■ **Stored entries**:
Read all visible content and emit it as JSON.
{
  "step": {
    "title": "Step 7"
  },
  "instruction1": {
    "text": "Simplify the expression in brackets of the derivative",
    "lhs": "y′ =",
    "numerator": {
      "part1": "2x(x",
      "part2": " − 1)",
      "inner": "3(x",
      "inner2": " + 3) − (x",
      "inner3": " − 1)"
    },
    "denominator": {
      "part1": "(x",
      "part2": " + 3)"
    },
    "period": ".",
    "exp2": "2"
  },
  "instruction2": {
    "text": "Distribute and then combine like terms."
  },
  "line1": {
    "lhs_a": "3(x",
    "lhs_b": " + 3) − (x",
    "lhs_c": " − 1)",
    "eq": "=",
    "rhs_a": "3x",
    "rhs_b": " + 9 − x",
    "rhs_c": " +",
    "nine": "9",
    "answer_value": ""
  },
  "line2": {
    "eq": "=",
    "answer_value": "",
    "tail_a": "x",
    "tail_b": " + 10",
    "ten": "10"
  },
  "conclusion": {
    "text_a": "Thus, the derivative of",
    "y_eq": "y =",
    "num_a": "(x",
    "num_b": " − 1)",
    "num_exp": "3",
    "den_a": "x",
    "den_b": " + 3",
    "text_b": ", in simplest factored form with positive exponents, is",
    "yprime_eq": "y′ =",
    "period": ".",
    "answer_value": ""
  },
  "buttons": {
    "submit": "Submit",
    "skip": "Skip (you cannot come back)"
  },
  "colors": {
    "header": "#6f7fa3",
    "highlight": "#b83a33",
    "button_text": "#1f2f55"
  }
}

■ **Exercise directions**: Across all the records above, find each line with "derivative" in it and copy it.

■ **Answer space**:
    "text": "Simplify the expression in brackets of the derivative",
    "text_a": "Thus, the derivative of",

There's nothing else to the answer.